*** DATA SHOWN Section Begins ***
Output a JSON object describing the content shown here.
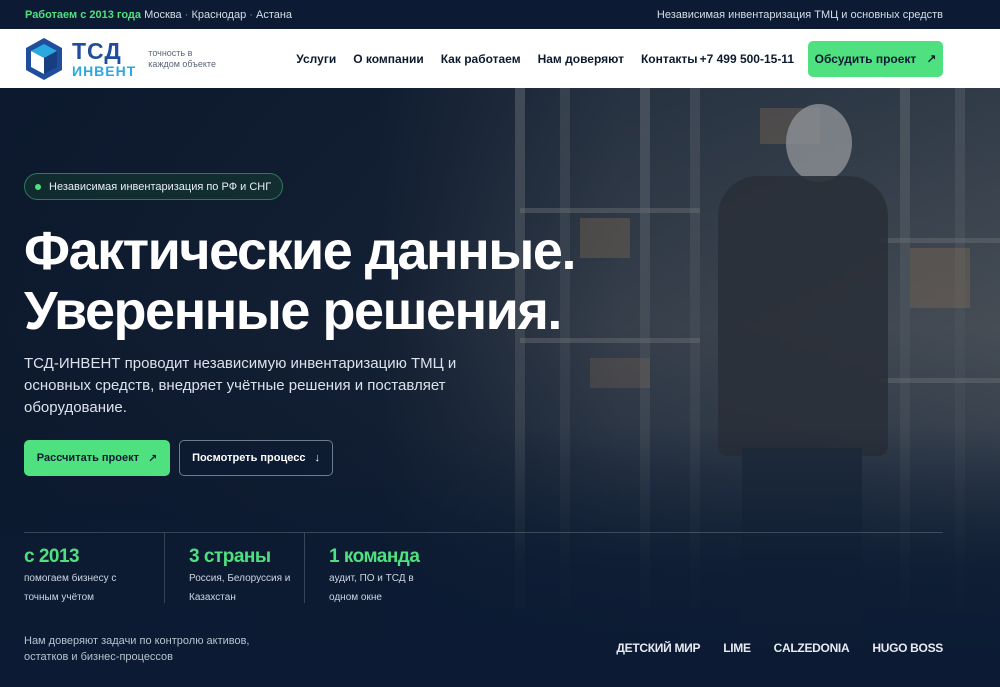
{
  "topbar": {
    "since": "Работаем с 2013 года",
    "cities": [
      "Москва",
      "Краснодар",
      "Астана"
    ],
    "right_text": "Независимая инвентаризация ТМЦ и основных средств"
  },
  "header": {
    "logo_line1": "ТСД",
    "logo_line2": "ИНВЕНТ",
    "tagline": "точность в каждом объекте",
    "nav": [
      "Услуги",
      "О компании",
      "Как работаем",
      "Нам доверяют",
      "Контакты"
    ],
    "phone": "+7 499 500-15-11",
    "cta_label": "Обсудить проект",
    "cta_icon": "arrow-up-right-icon"
  },
  "hero": {
    "pill": "Независимая инвентаризация по РФ и СНГ",
    "headline_line1": "Фактические данные.",
    "headline_line2": "Уверенные решения.",
    "lead": "ТСД-ИНВЕНТ проводит независимую инвентаризацию ТМЦ и основных средств, внедряет учётные решения и поставляет оборудование.",
    "primary_label": "Рассчитать проект",
    "secondary_label": "Посмотреть процесс",
    "stats": [
      {
        "value": "с 2013",
        "desc": "помогаем бизнесу с точным учётом"
      },
      {
        "value": "3 страны",
        "desc": "Россия, Белоруссия и Казахстан"
      },
      {
        "value": "1 команда",
        "desc": "аудит, ПО и ТСД в одном окне"
      }
    ],
    "trust_note": "Нам доверяют задачи по контролю активов, остатков и бизнес-процессов",
    "brands": [
      "ДЕТСКИЙ МИР",
      "LIME",
      "CALZEDONIA",
      "HUGO BOSS"
    ]
  },
  "colors": {
    "accent": "#4fe07f",
    "navy": "#0c1b33",
    "logo_blue": "#1f4e9d",
    "logo_cyan": "#2aa9e0"
  }
}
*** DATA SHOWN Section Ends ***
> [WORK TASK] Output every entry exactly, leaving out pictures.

> [ANSWER TO THIS EXERCISE]
Output a JSON object describing the content shown here.
{
  "topbar": {
    "since": "Работаем с 2013 года",
    "cities": [
      "Москва",
      "Краснодар",
      "Астана"
    ],
    "right_text": "Независимая инвентаризация ТМЦ и основных средств"
  },
  "header": {
    "logo_line1": "ТСД",
    "logo_line2": "ИНВЕНТ",
    "tagline": "точность в каждом объекте",
    "nav": [
      "Услуги",
      "О компании",
      "Как работаем",
      "Нам доверяют",
      "Контакты"
    ],
    "phone": "+7 499 500-15-11",
    "cta_label": "Обсудить проект",
    "cta_icon": "arrow-up-right-icon"
  },
  "hero": {
    "pill": "Независимая инвентаризация по РФ и СНГ",
    "headline_line1": "Фактические данные.",
    "headline_line2": "Уверенные решения.",
    "lead": "ТСД-ИНВЕНТ проводит независимую инвентаризацию ТМЦ и основных средств, внедряет учётные решения и поставляет оборудование.",
    "primary_label": "Рассчитать проект",
    "secondary_label": "Посмотреть процесс",
    "stats": [
      {
        "value": "с 2013",
        "desc": "помогаем бизнесу с точным учётом"
      },
      {
        "value": "3 страны",
        "desc": "Россия, Белоруссия и Казахстан"
      },
      {
        "value": "1 команда",
        "desc": "аудит, ПО и ТСД в одном окне"
      }
    ],
    "trust_note": "Нам доверяют задачи по контролю активов, остатков и бизнес-процессов",
    "brands": [
      "ДЕТСКИЙ МИР",
      "LIME",
      "CALZEDONIA",
      "HUGO BOSS"
    ]
  },
  "colors": {
    "accent": "#4fe07f",
    "navy": "#0c1b33",
    "logo_blue": "#1f4e9d",
    "logo_cyan": "#2aa9e0"
  }
}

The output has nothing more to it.